Agents, editors, and readers crave characters that seem true to life… and that goes whether the characters are actually human or not. This week, guest blogger Suzanne van Rooyen tackles humanizing the inhuman. While Suzanne’s post focuses on robots, her insights can help with creating great characters based on animals, aliens, creatures, or even inanimate objects. Happy writing! - Ella
Thanks to a university minor in philosophy, which introduced me to ontological and existential schools of thought, I have become fascinated by the concept of artificial intelligence, particularly in the idea of creating synthetic humans. This fascination hinges on the answers to the following questions: What is it that makes us uniquely human? Can we replicate that? What happens if or when we do? At what point does a machine become human?

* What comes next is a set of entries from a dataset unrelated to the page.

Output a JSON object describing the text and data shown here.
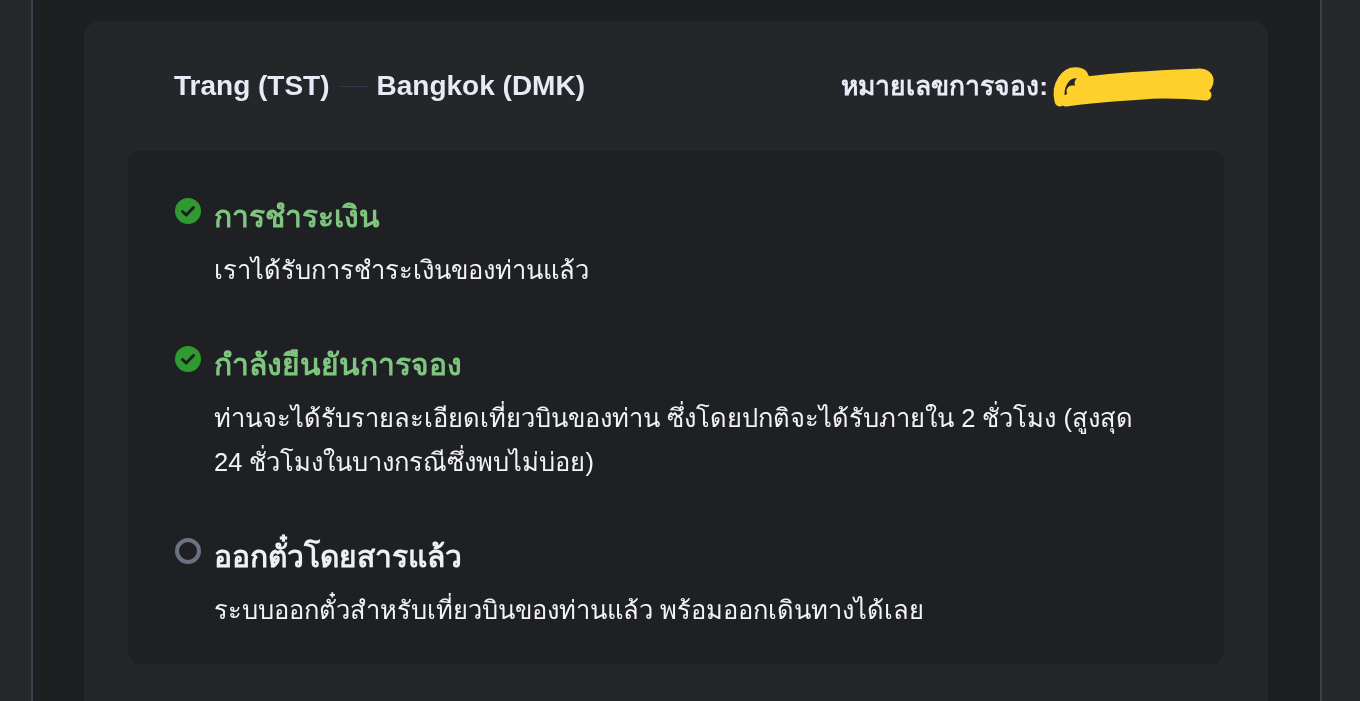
{
  "route": {
    "origin": "Trang (TST)",
    "destination": "Bangkok (DMK)"
  },
  "booking": {
    "label": "หมายเลขการจอง:",
    "number_redacted": true
  },
  "steps": [
    {
      "title": "การชำระเงิน",
      "description": "เราได้รับการชำระเงินของท่านแล้ว",
      "completed": true
    },
    {
      "title": "กำลังยืนยันการจอง",
      "description": "ท่านจะได้รับรายละเอียดเที่ยวบินของท่าน ซึ่งโดยปกติจะได้รับภายใน 2 ชั่วโมง (สูงสุด 24 ชั่วโมงในบางกรณีซึ่งพบไม่บ่อย)",
      "completed": true
    },
    {
      "title": "ออกตั๋วโดยสารแล้ว",
      "description": "ระบบออกตั๋วสำหรับเที่ยวบินของท่านแล้ว พร้อมออกเดินทางได้เลย",
      "completed": false
    }
  ]
}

I've always been drawn to robots, particularly androids (robots that resemble humans), in science fiction. In fact, some of my favorite characters from sci-fi blockbusters like Interstellar and sci-fi series like Almost Human and even Extant, have been the robots! But why and how do these machines become likable characters, often eclipsing their human counterparts?
This was one of the biggest challenges I faced when writing I Heart Robot. I needed to bring androids to life in a way that made them seem human while never letting the reader forget they were machines. My process was similar to creating a human character: what are their biggest strengths? What are their biggest weaknesses? What do they want? What do they fear? What makes them vulnerable? The answers to these questions might not even be things the android is inherently aware of – depending on the capabilities of their AI – but as an author, I could show these traits to the reader anyway by putting my androids in situations that garnered sympathy for that character. Getting the reader to feel for a character – even if the android can't feel for themselves – is extremely important!

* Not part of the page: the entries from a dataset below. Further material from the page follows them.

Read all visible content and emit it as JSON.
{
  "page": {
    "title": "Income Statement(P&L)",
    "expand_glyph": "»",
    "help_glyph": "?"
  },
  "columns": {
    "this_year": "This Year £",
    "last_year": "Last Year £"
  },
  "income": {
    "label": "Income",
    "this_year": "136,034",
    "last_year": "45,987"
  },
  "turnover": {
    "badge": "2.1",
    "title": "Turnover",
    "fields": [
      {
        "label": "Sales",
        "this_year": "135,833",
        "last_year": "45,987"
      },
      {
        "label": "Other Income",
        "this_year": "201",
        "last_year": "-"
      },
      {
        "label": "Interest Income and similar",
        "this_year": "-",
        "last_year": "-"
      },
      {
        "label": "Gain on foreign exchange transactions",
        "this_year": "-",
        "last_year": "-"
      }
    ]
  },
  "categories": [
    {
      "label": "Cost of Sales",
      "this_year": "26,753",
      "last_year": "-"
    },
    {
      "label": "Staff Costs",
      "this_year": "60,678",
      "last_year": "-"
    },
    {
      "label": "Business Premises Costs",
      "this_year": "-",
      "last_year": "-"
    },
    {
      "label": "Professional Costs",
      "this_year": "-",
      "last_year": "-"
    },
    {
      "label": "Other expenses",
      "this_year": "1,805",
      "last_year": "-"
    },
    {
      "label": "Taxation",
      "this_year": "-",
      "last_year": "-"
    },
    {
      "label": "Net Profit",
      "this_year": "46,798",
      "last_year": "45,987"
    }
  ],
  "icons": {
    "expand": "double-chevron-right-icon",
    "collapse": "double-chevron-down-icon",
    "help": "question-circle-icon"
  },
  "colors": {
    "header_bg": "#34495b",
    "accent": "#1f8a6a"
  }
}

Another technique to employ is humor. This is used very well in Interstellar to bring TARS and CASE, the onboard robots, to life, and we see it too in Dorian from Almost Human. Humor requires a certain amount of self-awareness, which immediately ups the degree of 'human-ness', but can also be used to humanize the character even when they themselves might not be aware of why they're being funny. Consider Star Trek's Data and his aphorisms, or his adorable yet ill-informed attempts at being human, trying to sneeze for example. These humorous moments engendered sympathy in the viewer for the character and made the audience feel for Data even when he couldn't feel for himself.

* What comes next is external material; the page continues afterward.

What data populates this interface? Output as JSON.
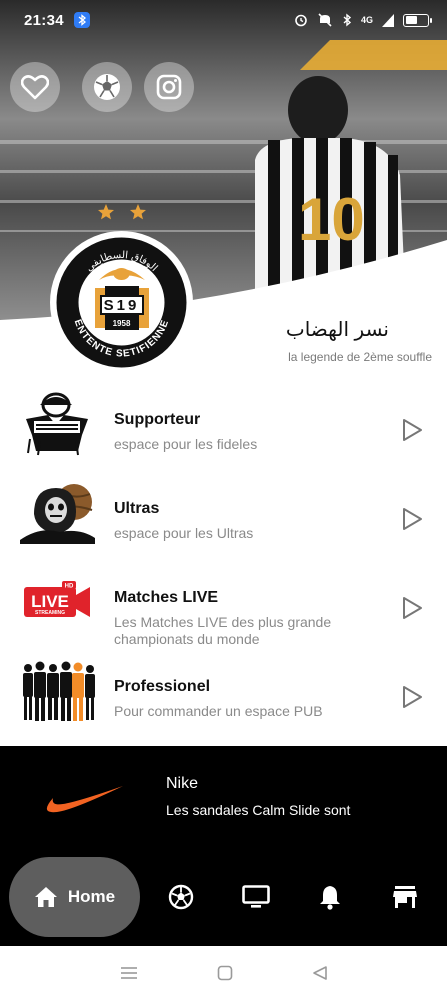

Another stand out moment, and one that greatly influenced I Heart Robot, is a scene from Terminator: The Sarah Connor Chronicles where the terminator Cameron is imitating a ballerina on TV. Her attempt at dance is witnessed by one of the human characters and it's how that human character reacts to seeing a robot doing ballet that makes the moment so powerful. This was a device I employed in I Heart Robot. My android is a musician and his awareness of human artistry, human creativity, and our ability to self-express when he cannot, ironically shows his humanity.
Bringing non-human characters, in this case – robots, to life boils down to giving them just enough humanity to make them relatable. Giving them a goal, a question they need to answer, a problem they need to solve, or a person/object they want to engage with will provide the necessary personification to make the reader care about the character, and once the reader cares, you've got a living character even if they don't have a heart beat.
Suzanne is a tattooed storyteller from South Africa. She currently lives in Sweden and is busy making friends with the ghosts of her Viking ancestors. Although she has a Master's degree in music, Suzanne prefers conjuring strange worlds and creating quirky characters. When she grows up, she wants to be an elf. Until then, she spends her time (when not writing) wall climbing, buying far too many books, and entertaining her shiba inu, Lego. Her books include The Other Me (Harmony Ink) and I Heart Robot (Month9Books).